Supporting People goes live this month. Public money is now available on a scale hitherto unknown - in others words, a bit more than previously - to enable people in the community with special needs to receive the practical support they need to live independent and fulfilled lives.
A decent slice of the new money will go to third sector organisations working in this area. Again it is a cause for rejoicing. One excellent local charity I know which offers independent living to disabled people in its neighbourhood has even been telephoned by the county social services team and encouraged to expand its activities so as to access more of the newly available funding.
My fear about this new dawn is to do with the parallel network of private organisations that stand to benefit from this new tranche of public money. I have lost count in recent months of how many erstwhile charity workers or NHS staff have set themselves up in business as private care providers. They may deliver the same service, but they are making a profit out of it.
For me it cuts across every reason that I have ever been involved in the third sector. However good the "care packages" of these private, profit-making companies, however innovatory they can be once freed of public bureaucracy, I cannot quite stomach the idea that someone, somewhere is making money out of people's misery. And it is not only their "clients" who are at risk of exploitation by these outsourcing operators. I heartily recommend Polly Toynbee's book Hard Work: Life in Low-Pay Britain for the appalling portrait it paints of how some of these companies treat their employees in pursuit of profits.
In our sector, the accepted attitude to this development seems to me to have been one of tolerance and adaptation. As Supporting People threatens to put even more public money in their pockets, perhaps we should get a bit more militant, not least by showing that we can do the same job just as well if not better without wanting to make a fast buck into the bargain.

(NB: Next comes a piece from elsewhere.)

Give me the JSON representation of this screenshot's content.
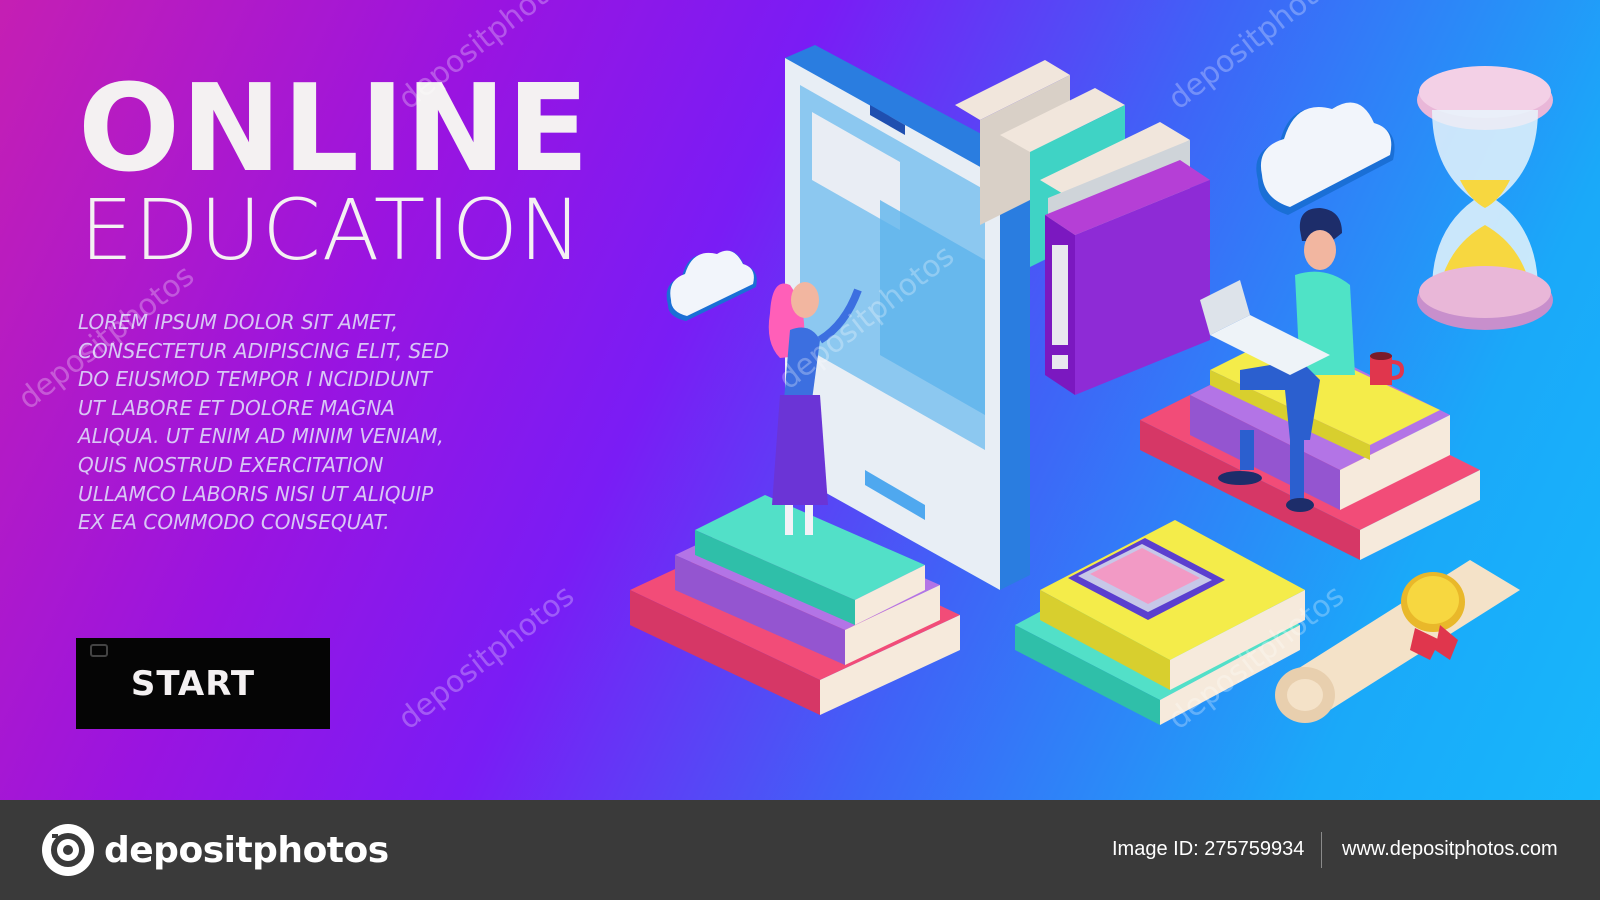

Peter Stanford is a writer and broadcaster. He chaired the trustees of the national disability charity Aspire and now sits on various trustee boards.